Webcopyplus web writing services firm confirmed it recently paid approximately $4,000 US to settle an image copyright infringement claim, and warns web designers, developers, business owners and other marketers they may also be exposed to such claims, with statutory damages of up to $150,000 per image.
“Like many other creative types in the web industry, our copywriters were not clear on image copyright laws, and we were taught an expensive lesson,” said Rick Sloboda, Senior Web Copywriter at Webcopyplus, which provides designers and businesses optimized web content. “We’re sharing our story, so others can learn from our experience and avoid the same mistake.”
In May, 2010, with the assumption Web images without copyright notices were “public domain” and free to use, a Webcopyplus copywriter used Google images to find an unmarked 400 x 300 pixel scenic photo to complement an article for a tourism client’s blog.
In December, 2010, the client received a formal cease and desist demand and copyright infringement claim letter, demanding the following actions:
1. Immediately cease and desist all unlicensed uses of the image, and delete all copies from computers and digital storage devices.
2. Remit almost $4,000 to the lawyer’s trust account.
The image was removed within minutes, and a letter of apology was sent.

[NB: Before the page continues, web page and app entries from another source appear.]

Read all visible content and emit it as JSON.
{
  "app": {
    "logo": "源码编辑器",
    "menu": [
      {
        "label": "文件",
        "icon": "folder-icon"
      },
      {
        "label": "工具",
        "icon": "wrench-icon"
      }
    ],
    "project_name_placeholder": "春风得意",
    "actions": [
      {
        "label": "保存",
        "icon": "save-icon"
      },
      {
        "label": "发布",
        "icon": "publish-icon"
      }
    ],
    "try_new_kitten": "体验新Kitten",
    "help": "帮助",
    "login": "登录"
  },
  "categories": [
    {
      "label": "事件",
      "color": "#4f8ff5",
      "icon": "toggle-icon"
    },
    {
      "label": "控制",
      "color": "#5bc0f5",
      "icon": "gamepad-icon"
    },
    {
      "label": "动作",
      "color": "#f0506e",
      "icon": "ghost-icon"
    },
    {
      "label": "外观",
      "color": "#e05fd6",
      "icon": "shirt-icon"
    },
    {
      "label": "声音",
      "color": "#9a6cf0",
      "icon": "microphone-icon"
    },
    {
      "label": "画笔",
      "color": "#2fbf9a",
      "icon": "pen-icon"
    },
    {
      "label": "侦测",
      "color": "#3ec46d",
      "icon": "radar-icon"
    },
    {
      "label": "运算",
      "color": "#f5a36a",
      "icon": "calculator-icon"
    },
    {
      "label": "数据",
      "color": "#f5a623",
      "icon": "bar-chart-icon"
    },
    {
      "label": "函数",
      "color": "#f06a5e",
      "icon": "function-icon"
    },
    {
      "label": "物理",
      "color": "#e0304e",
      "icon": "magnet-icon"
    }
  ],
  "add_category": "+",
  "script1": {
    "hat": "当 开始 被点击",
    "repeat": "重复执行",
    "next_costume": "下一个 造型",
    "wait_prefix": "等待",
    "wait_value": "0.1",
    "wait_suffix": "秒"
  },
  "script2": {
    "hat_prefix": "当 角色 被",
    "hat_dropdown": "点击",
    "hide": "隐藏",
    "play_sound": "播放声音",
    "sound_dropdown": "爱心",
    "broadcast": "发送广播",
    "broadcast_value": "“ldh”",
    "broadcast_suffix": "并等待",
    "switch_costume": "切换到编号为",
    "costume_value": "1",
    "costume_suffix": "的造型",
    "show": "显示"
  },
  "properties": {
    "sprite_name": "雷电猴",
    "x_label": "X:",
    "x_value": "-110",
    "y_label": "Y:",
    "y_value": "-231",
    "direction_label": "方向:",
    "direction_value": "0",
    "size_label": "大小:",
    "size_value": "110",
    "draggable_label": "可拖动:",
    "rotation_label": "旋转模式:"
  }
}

However, following several e-mails, which included requests for proof of copyright registration and ownership, a counter offer, and the threat of additional legal fees and court action, Webcopyplus ultimately opted to settle for $4,000.
“While we accepted responsibility and were willing to settle from the start, we felt the amount was excessive,” said Sloboda. “However, our client was caught in the middle of this matter, and he’d be the one who’d get subpoenaed, so we needed to resolve this issue promptly.”
While copyright laws are complex, Sloboda encourages other creative types and marketers to follow this simple guide: if an image or work is on the Internet and others wrote or created it, do not use it without their permission.
“Ironically, since our start in 2006, this was the only image we ever acquired for a client’s project,” said Sloboda. “Had we purchased a photo from a stock image website, it would have spared us a lot of time and money.”
There are several elements surrounding copyright laws that designers and marketers should explore, including ‘Fair Use’, where copyrighted work is used for teaching or news, and ‘Creative Commons’, where photographers let people share and use photographs with certain conditions, both which Webcopyplus touches on in an article titled Legal Lesson Learned: Copywriter Pays $4,000 for a $10 Photo.
“As copywriters, we work with and rely on a range of creative types and specialists, including photographers,” said Sloboda. “We didn’t mean any disregard for this profession and now have a greater awareness and appreciation for the fact that freely using photos from the Web diminishes a photographer’s income and livelihood. We apologize for and regret our action, and we’ve created internal policies to ensure it won’t happen again.”
For specific information or clarification on copyright laws, one should seek the professional advice of a copyright lawyer.
Webcopyplus is a Vancouver, Canada-based web copywriting firm that helps designers and businesses increase online traffic, leads and sales with optimized web content. Clients range from independent web designers to major service providers, including AT&T and Scotia Bank.